The key, of course, is to draft well and do a good job with the “need fillers” that the Cowboys try to acquire. The latter has not been all that great for them of late, but then they didn’t tie up a lot of cap space, either, making it simple to move on. And their drafting has been excellent the past few years. In a recent article at The Athletic, Bob Sturm detailed just how the defense, which may be on the verge of something great, was assembled over the past four years through the draft.
In the last four-year draft cycle, the Cowboys have had 12 “Day one or two” draft picks. Over that span, they have certainly spent more draft capital on the defense, with eight of those 12 picks playing on that side. Yes, Ezekiel Elliott might have been Jalen Ramsey with the highest pick in the bunch, but perhaps to compensate for that purchase, the defense has received the following eight pieces: Byron Jones, Randy Gregory, Jaylon Smith, Maliek Collins, Taco Charlton, Chidobe Awuzie, Jourdan Lewis, and Leighton Vander Esch. In other words, two defensive ends, a defensive tackle, two linebackers, and three defensive backs.
And every last one of them is an athlete.
And finally in 2018, if I may speak with a certain level of optimism that might be too optimistic, it appears they are almost ready to constitute the group that is added to mainstays of Sean Lee, Demarcus Lawrence, and Tyrone Crawford, making up a group that actually can handle their own business. You don’t have to play “keep away” to protect these guys. They are anxious to take the field and attack.

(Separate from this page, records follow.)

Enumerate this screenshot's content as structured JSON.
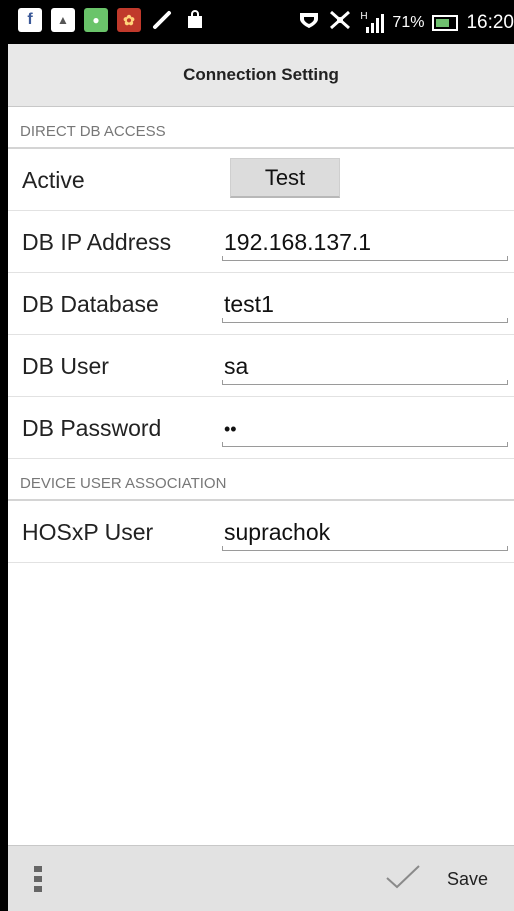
{
  "status_bar": {
    "left_icons": [
      {
        "name": "facebook-icon",
        "glyph": "f",
        "bg": "#ffffff"
      },
      {
        "name": "gallery-icon",
        "glyph": "▲",
        "bg": "#ffffff"
      },
      {
        "name": "line-app-icon",
        "glyph": "●",
        "bg": "#6ac46a"
      },
      {
        "name": "game-app-icon",
        "glyph": "✿",
        "bg": "#c0392b"
      },
      {
        "name": "pen-icon",
        "glyph": "⟋",
        "bg": "#000000"
      },
      {
        "name": "store-bag-icon",
        "glyph": "⬚",
        "bg": "#ffffff"
      }
    ],
    "battery_percent": "71%",
    "time": "16:20",
    "signal_label": "H"
  },
  "header": {
    "title": "Connection Setting"
  },
  "sections": {
    "direct_db": {
      "title": "DIRECT DB ACCESS"
    },
    "device_user": {
      "title": "DEVICE USER ASSOCIATION"
    }
  },
  "rows": {
    "active": {
      "label": "Active",
      "button": "Test"
    },
    "ip": {
      "label": "DB IP Address",
      "value": "192.168.137.1"
    },
    "database": {
      "label": "DB Database",
      "value": "test1"
    },
    "user": {
      "label": "DB User",
      "value": "sa"
    },
    "password": {
      "label": "DB Password",
      "value": "••"
    },
    "hosxp": {
      "label": "HOSxP User",
      "value": "suprachok"
    }
  },
  "bottom_bar": {
    "save_label": "Save"
  }
}
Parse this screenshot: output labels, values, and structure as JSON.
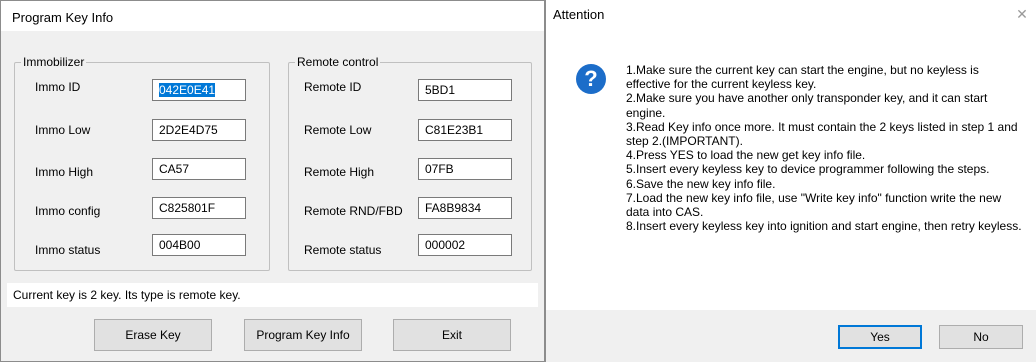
{
  "program_window": {
    "title": "Program Key Info",
    "immobilizer": {
      "legend": "Immobilizer",
      "rows": [
        {
          "label": "Immo ID",
          "value": "042E0E41",
          "selected": true
        },
        {
          "label": "Immo Low",
          "value": "2D2E4D75"
        },
        {
          "label": "Immo High",
          "value": "CA57"
        },
        {
          "label": "Immo config",
          "value": "C825801F"
        },
        {
          "label": "Immo status",
          "value": "004B00"
        }
      ]
    },
    "remote_control": {
      "legend": "Remote control",
      "rows": [
        {
          "label": "Remote ID",
          "value": "5BD1"
        },
        {
          "label": "Remote Low",
          "value": "C81E23B1"
        },
        {
          "label": "Remote High",
          "value": "07FB"
        },
        {
          "label": "Remote RND/FBD",
          "value": "FA8B9834"
        },
        {
          "label": "Remote status",
          "value": "000002"
        }
      ]
    },
    "status_text": "Current key is 2 key. Its type is remote key.",
    "buttons": {
      "erase": "Erase Key",
      "program": "Program Key Info",
      "exit": "Exit"
    }
  },
  "attention_dialog": {
    "title": "Attention",
    "close_glyph": "✕",
    "icon_glyph": "?",
    "message_lines": [
      "1.Make sure the current key can start the engine, but no keyless is effective for the current keyless key.",
      "2.Make sure you have another only transponder key, and it can start engine.",
      "3.Read Key info once more. It must contain the 2 keys listed in step 1 and step 2.(IMPORTANT).",
      "4.Press YES to load the new get key info file.",
      "5.Insert every keyless key to device programmer following the steps.",
      "6.Save the new key info file.",
      "7.Load the new key info file, use \"Write key info\" function write the new data into CAS.",
      "8.Insert every keyless key into ignition and start engine, then retry keyless."
    ],
    "buttons": {
      "yes": "Yes",
      "no": "No"
    }
  }
}
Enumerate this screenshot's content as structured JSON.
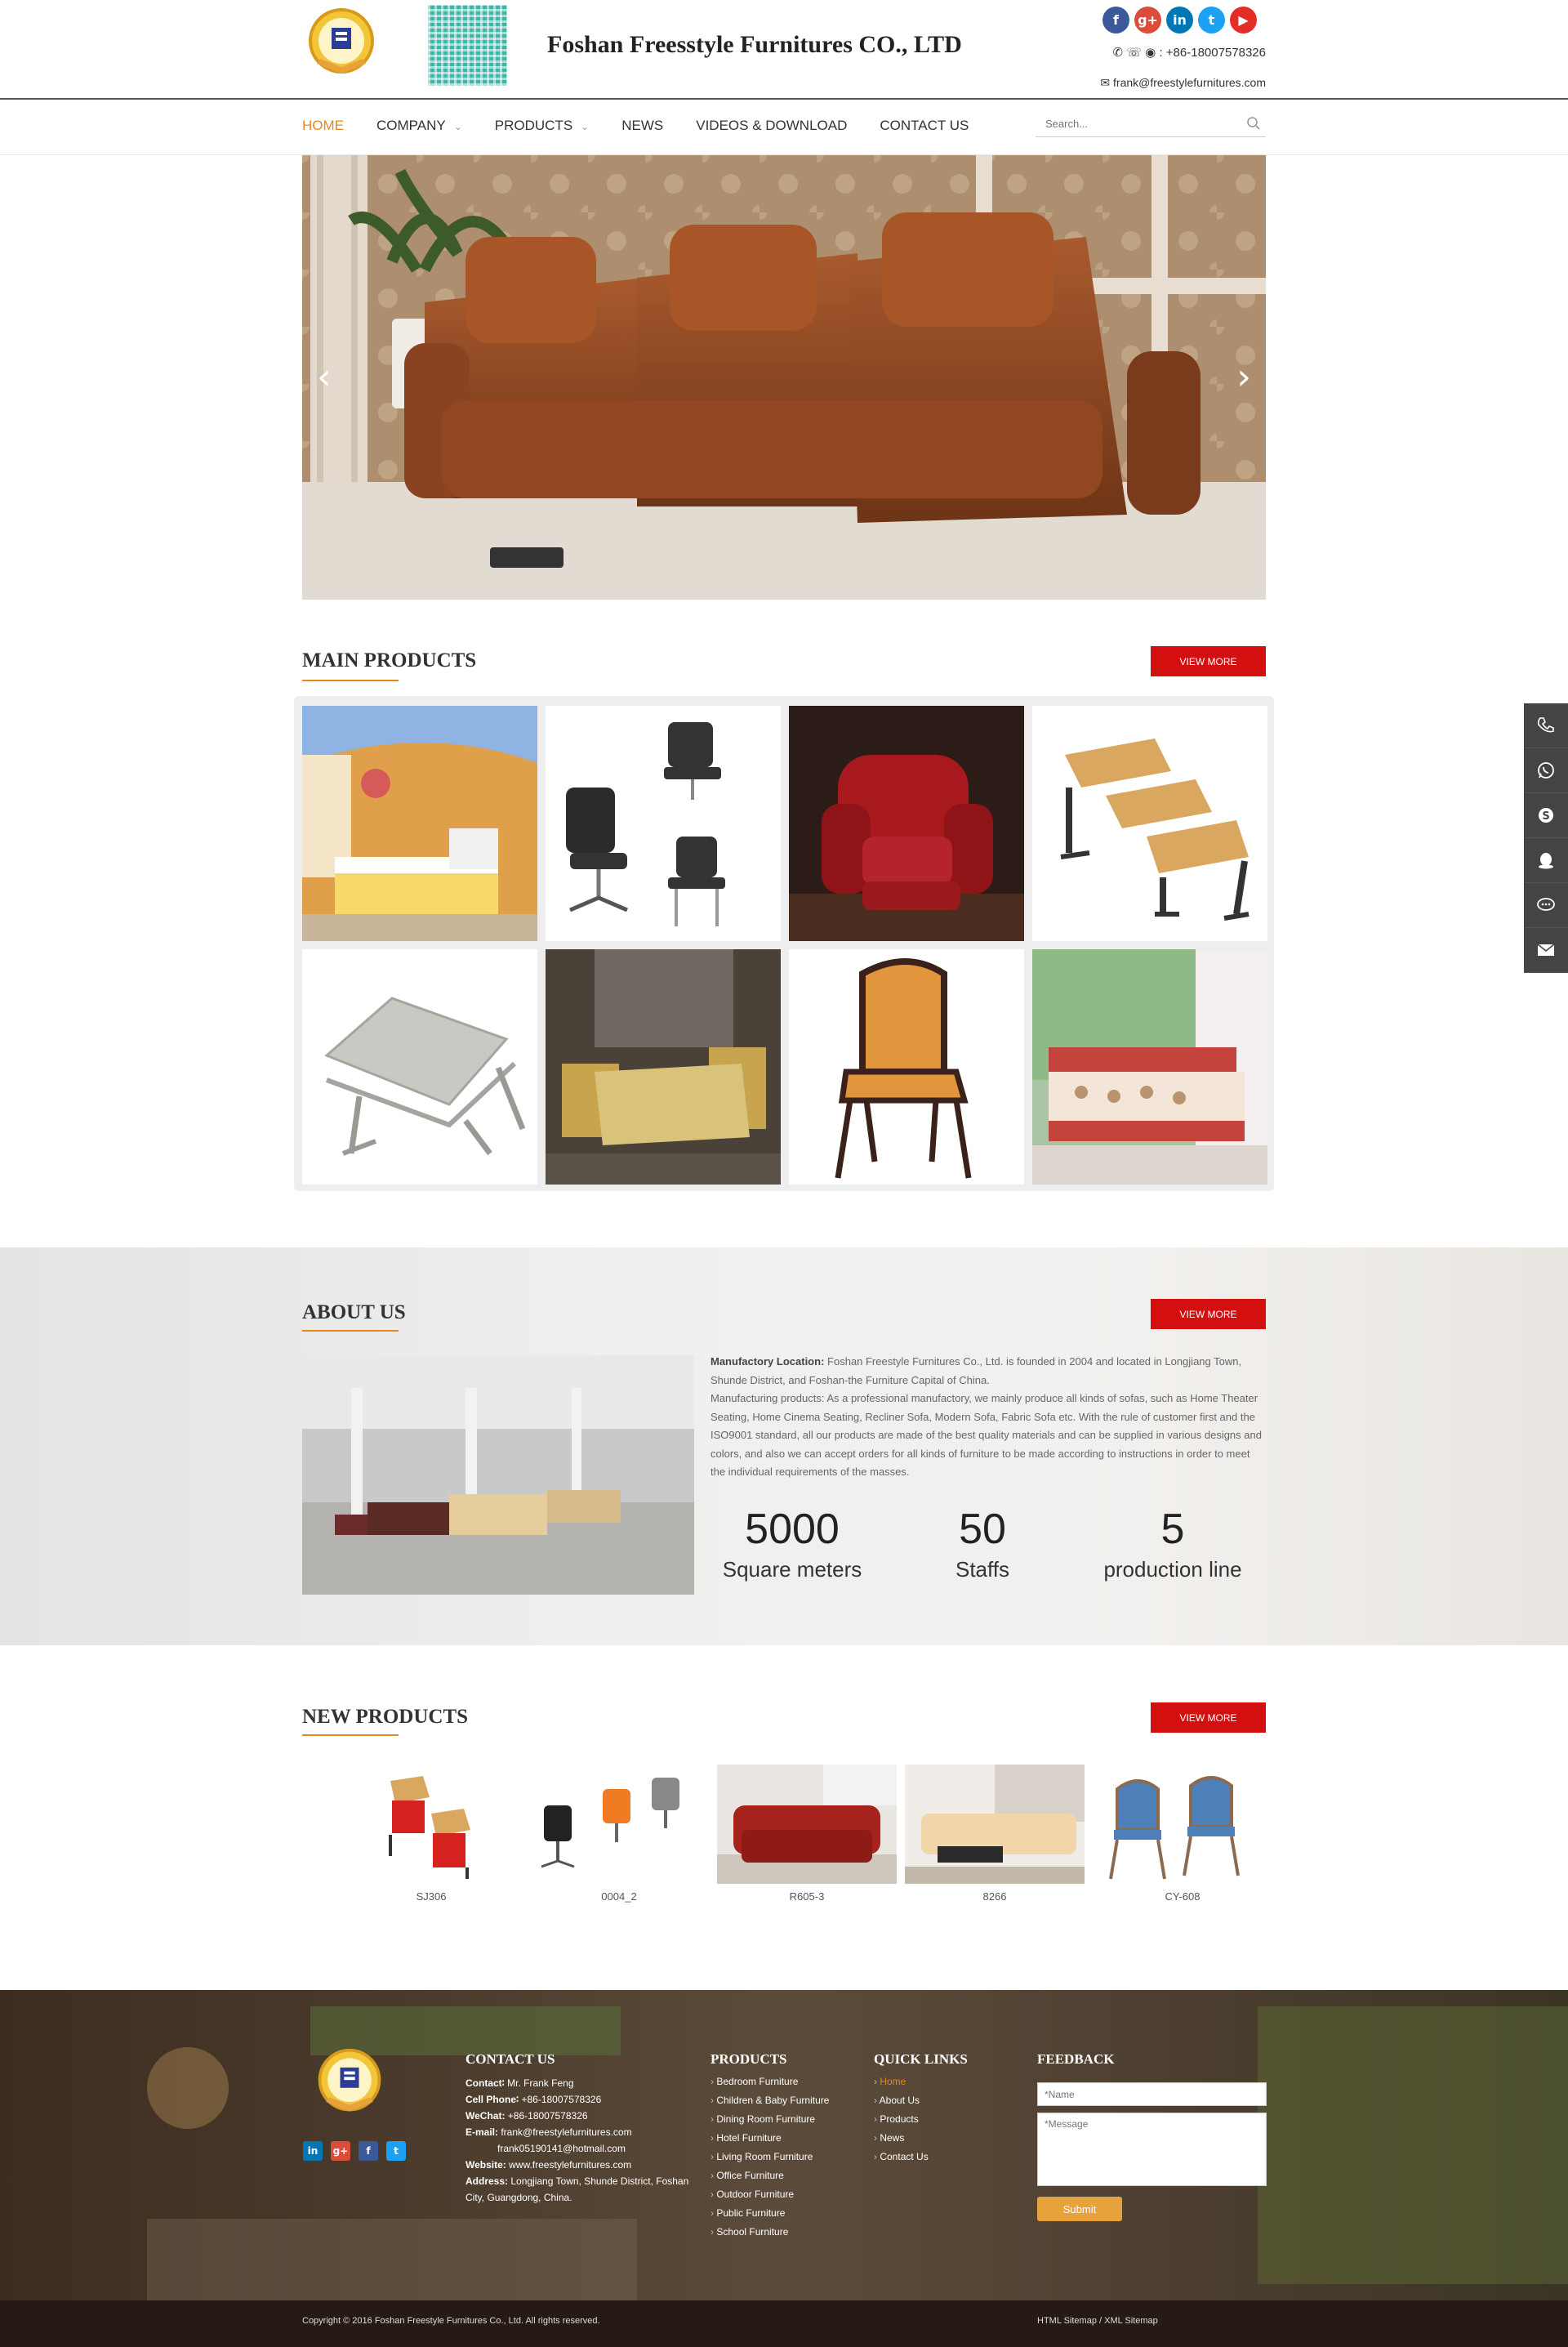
{
  "header": {
    "company_name": "Foshan Freesstyle Furnitures CO., LTD",
    "phone_line": ": +86-18007578326",
    "email": "frank@freestylefurnitures.com",
    "social": [
      {
        "icon": "facebook-icon",
        "glyph": "f",
        "color": "#3b5998"
      },
      {
        "icon": "google-plus-icon",
        "glyph": "g+",
        "color": "#dd4b39"
      },
      {
        "icon": "linkedin-icon",
        "glyph": "in",
        "color": "#0077b5"
      },
      {
        "icon": "twitter-icon",
        "glyph": "t",
        "color": "#1da1f2"
      },
      {
        "icon": "youtube-icon",
        "glyph": "▶",
        "color": "#e52d27"
      }
    ]
  },
  "nav": {
    "items": [
      {
        "label": "HOME",
        "active": true
      },
      {
        "label": "COMPANY",
        "dropdown": true
      },
      {
        "label": "PRODUCTS",
        "dropdown": true
      },
      {
        "label": "NEWS"
      },
      {
        "label": "VIDEOS & DOWNLOAD"
      },
      {
        "label": "CONTACT US"
      }
    ],
    "search_placeholder": "Search..."
  },
  "main_products": {
    "title": "MAIN PRODUCTS",
    "view_more": "VIEW MORE"
  },
  "about": {
    "title": "ABOUT US",
    "view_more": "VIEW MORE",
    "location_label": "Manufactory Location:",
    "location_text": " Foshan Freestyle Furnitures Co., Ltd. is founded in 2004 and located in Longjiang Town, Shunde District, and Foshan-the Furniture Capital of China.",
    "products_text": "Manufacturing products: As a professional manufactory, we mainly produce all kinds of sofas, such as Home Theater Seating, Home Cinema Seating, Recliner Sofa, Modern Sofa, Fabric Sofa etc. With the rule of customer first and the ISO9001 standard, all our products are made of the best quality materials and can be supplied in various designs and colors, and also we can accept orders for all kinds of furniture to be made according to instructions in order to meet the individual requirements of the masses.",
    "stats": [
      {
        "value": "5000",
        "label": "Square meters"
      },
      {
        "value": "50",
        "label": "Staffs"
      },
      {
        "value": "5",
        "label": "production line"
      }
    ]
  },
  "new_products": {
    "title": "NEW PRODUCTS",
    "view_more": "VIEW MORE",
    "items": [
      {
        "caption": "SJ306"
      },
      {
        "caption": "0004_2"
      },
      {
        "caption": "R605-3"
      },
      {
        "caption": "8266"
      },
      {
        "caption": "CY-608"
      }
    ]
  },
  "footer": {
    "contact": {
      "title": "CONTACT US",
      "contact_label": "Contact∶",
      "contact_value": " Mr. Frank Feng",
      "cell_label": "Cell Phone∶",
      "cell_value": " +86-18007578326",
      "wechat_label": "WeChat:",
      "wechat_value": " +86-18007578326",
      "email_label": "E-mail:",
      "email_value": " frank@freestylefurnitures.com",
      "email_value2": "frank05190141@hotmail.com",
      "website_label": "Website:",
      "website_value": " www.freestylefurnitures.com",
      "address_label": "Address:",
      "address_value": " Longjiang Town, Shunde District, Foshan",
      "address_value2": "City, Guangdong, China."
    },
    "products": {
      "title": "PRODUCTS",
      "items": [
        "Bedroom Furniture",
        "Children & Baby Furniture",
        "Dining Room Furniture",
        "Hotel Furniture",
        "Living Room Furniture",
        "Office Furniture",
        "Outdoor Furniture",
        "Public Furniture",
        "School Furniture"
      ]
    },
    "quick_links": {
      "title": "QUICK LINKS",
      "items": [
        "Home",
        "About Us",
        "Products",
        "News",
        "Contact Us"
      ]
    },
    "feedback": {
      "title": "FEEDBACK",
      "name_placeholder": "*Name",
      "message_placeholder": "*Message",
      "submit": "Submit"
    },
    "copyright": "Copyright © 2016 Foshan Freestyle Furnitures Co., Ltd.  All rights reserved.",
    "sitemap": "HTML Sitemap / XML Sitemap",
    "social": [
      {
        "icon": "linkedin-icon",
        "glyph": "in",
        "color": "#0077b5"
      },
      {
        "icon": "google-plus-icon",
        "glyph": "g+",
        "color": "#dd4b39"
      },
      {
        "icon": "facebook-icon",
        "glyph": "f",
        "color": "#3b5998"
      },
      {
        "icon": "twitter-icon",
        "glyph": "t",
        "color": "#1da1f2"
      }
    ]
  },
  "colors": {
    "accent": "#e8881c",
    "button_red": "#d40f0f",
    "submit_orange": "#e8a23c"
  }
}
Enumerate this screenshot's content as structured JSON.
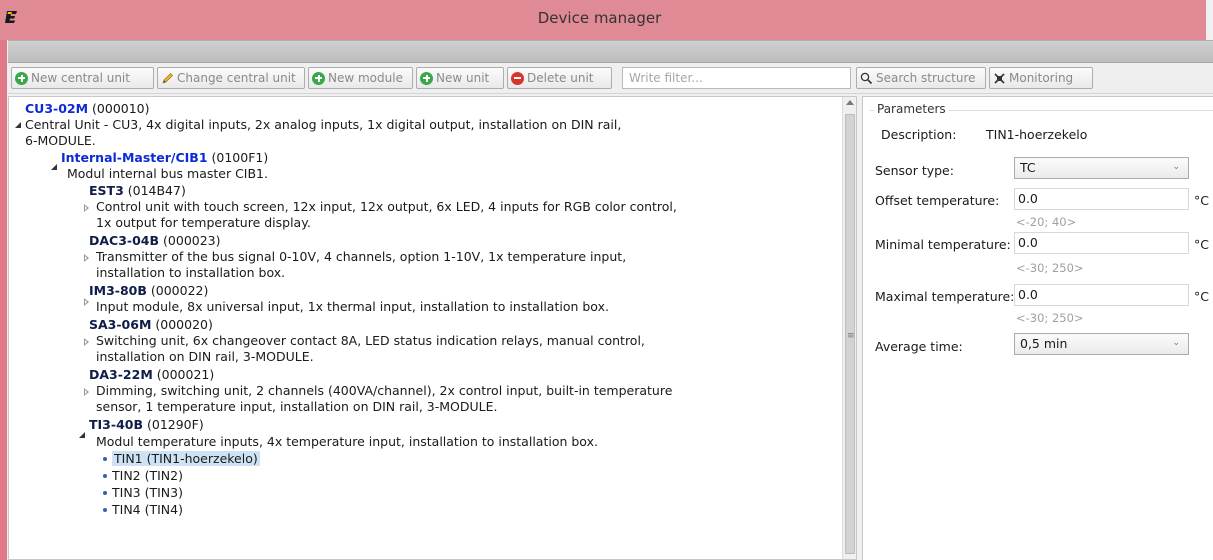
{
  "window": {
    "title": "Device manager"
  },
  "toolbar": {
    "new_central_unit": "New central unit",
    "change_central_unit": "Change central unit",
    "new_module": "New module",
    "new_unit": "New unit",
    "delete_unit": "Delete unit",
    "filter_placeholder": "Write filter...",
    "search_structure": "Search structure",
    "monitoring": "Monitoring"
  },
  "tree": {
    "cu": {
      "name": "CU3-02M",
      "code": "(000010)",
      "desc1": "Central Unit - CU3, 4x digital inputs, 2x analog inputs, 1x digital output, installation on DIN rail,",
      "desc2": "6-MODULE."
    },
    "cib": {
      "name": "Internal-Master/CIB1",
      "code": "(0100F1)",
      "desc": "Modul internal bus master CIB1."
    },
    "modules": [
      {
        "name": "EST3",
        "code": "(014B47)",
        "desc1": "Control unit with touch screen, 12x input, 12x output, 6x LED, 4 inputs for RGB color control,",
        "desc2": "1x output for temperature display."
      },
      {
        "name": "DAC3-04B",
        "code": "(000023)",
        "desc1": "Transmitter of the bus signal 0-10V, 4 channels, option 1-10V, 1x temperature input,",
        "desc2": "installation to installation box."
      },
      {
        "name": "IM3-80B",
        "code": "(000022)",
        "desc1": "Input module, 8x universal input, 1x thermal input, installation to installation box.",
        "desc2": ""
      },
      {
        "name": "SA3-06M",
        "code": "(000020)",
        "desc1": "Switching unit, 6x changeover contact 8A, LED status indication relays, manual control,",
        "desc2": "installation on DIN rail, 3-MODULE."
      },
      {
        "name": "DA3-22M",
        "code": "(000021)",
        "desc1": "Dimming, switching unit, 2 channels (400VA/channel), 2x control input, built-in temperature",
        "desc2": "sensor, 1 temperature input, installation on DIN rail, 3-MODULE."
      },
      {
        "name": "TI3-40B",
        "code": "(01290F)",
        "desc1": "Modul temperature inputs, 4x temperature input, installation to installation box.",
        "desc2": ""
      }
    ],
    "inputs": [
      "TIN1 (TIN1-hoerzekelo)",
      "TIN2 (TIN2)",
      "TIN3 (TIN3)",
      "TIN4 (TIN4)"
    ]
  },
  "parameters": {
    "group_title": "Parameters",
    "description_label": "Description:",
    "description_value": "TIN1-hoerzekelo",
    "sensor_type_label": "Sensor type:",
    "sensor_type_value": "TC",
    "offset_label": "Offset temperature:",
    "offset_value": "0.0",
    "offset_range": "<-20; 40>",
    "min_label": "Minimal temperature:",
    "min_value": "0.0",
    "min_range": "<-30; 250>",
    "max_label": "Maximal temperature:",
    "max_value": "0.0",
    "max_range": "<-30; 250>",
    "unit": "°C",
    "avg_label": "Average time:",
    "avg_value": "0,5 min"
  }
}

I certainly hope that Sturm is right, but he is correct that the outlook on defense is far brighter than it has been in a long time. And all through the draft. I don’t know if “quaint” is a good way to describe this approach.
Just from a philosophical standpoint, I also don’t know if the fact that the Cowboys will use up a lot of that projected space for 2019 is a valid objection to how they use it. Cap space is a tool, and having a lot to carry over does no good if it is not used on the proper talent. (See, for example, the Cleveland Browns over the last, um, forever.) It is there to spend where it can do you the most good. The Cowboys think that is on the players they have drafted, for the most part. We still have to see if it will pay off, but as Sturm argued, the signs are promising.
The FO writer also goes into some depth on the contributions the Eagles got from their free agent additions - but doesn’t look at the problems that is about to cause. They are projected to be over $30 million in the hole for 2019. They have a lot of hard decisions coming. Players will have to be released, contracts will likely have to be restructured, and they are flirting with what many speak of as “cap hell”. It will certainly be interesting to see just how they manage this over the next year. And all teams have decisions to make every year on how they spend their cap space.
Perhaps part of the difference in how FO sees this and how we (or at least I) do is that, after years following this team so closely, the strategy of the Cowboys is more clear to us than to outlets that follow the entire league. And they clearly have a different level of concern with dead money. That is something that can happen unexpectedly, as it did with Tony Romo’s retirement and the hard decisions the team made on Dez Bryant and Orlando Scandrick, among others. But the team was still able to handle the Lawrence and Martin deals despite the $26 million in dead money this year, so they clearly have a way to deal with things.
One last thing: That little dig at Tavon Austin may come back to haunt them. Austin has been everything the team could want so far. It is only practices for the most part, but if he has a breakout year... well, we’ll have to wait for those chickens to hatch, but hey, this is the time for optimism.
We obviously differ on these things. Time will bring answers. Let’s just hope the Cowboys do know what they are doing.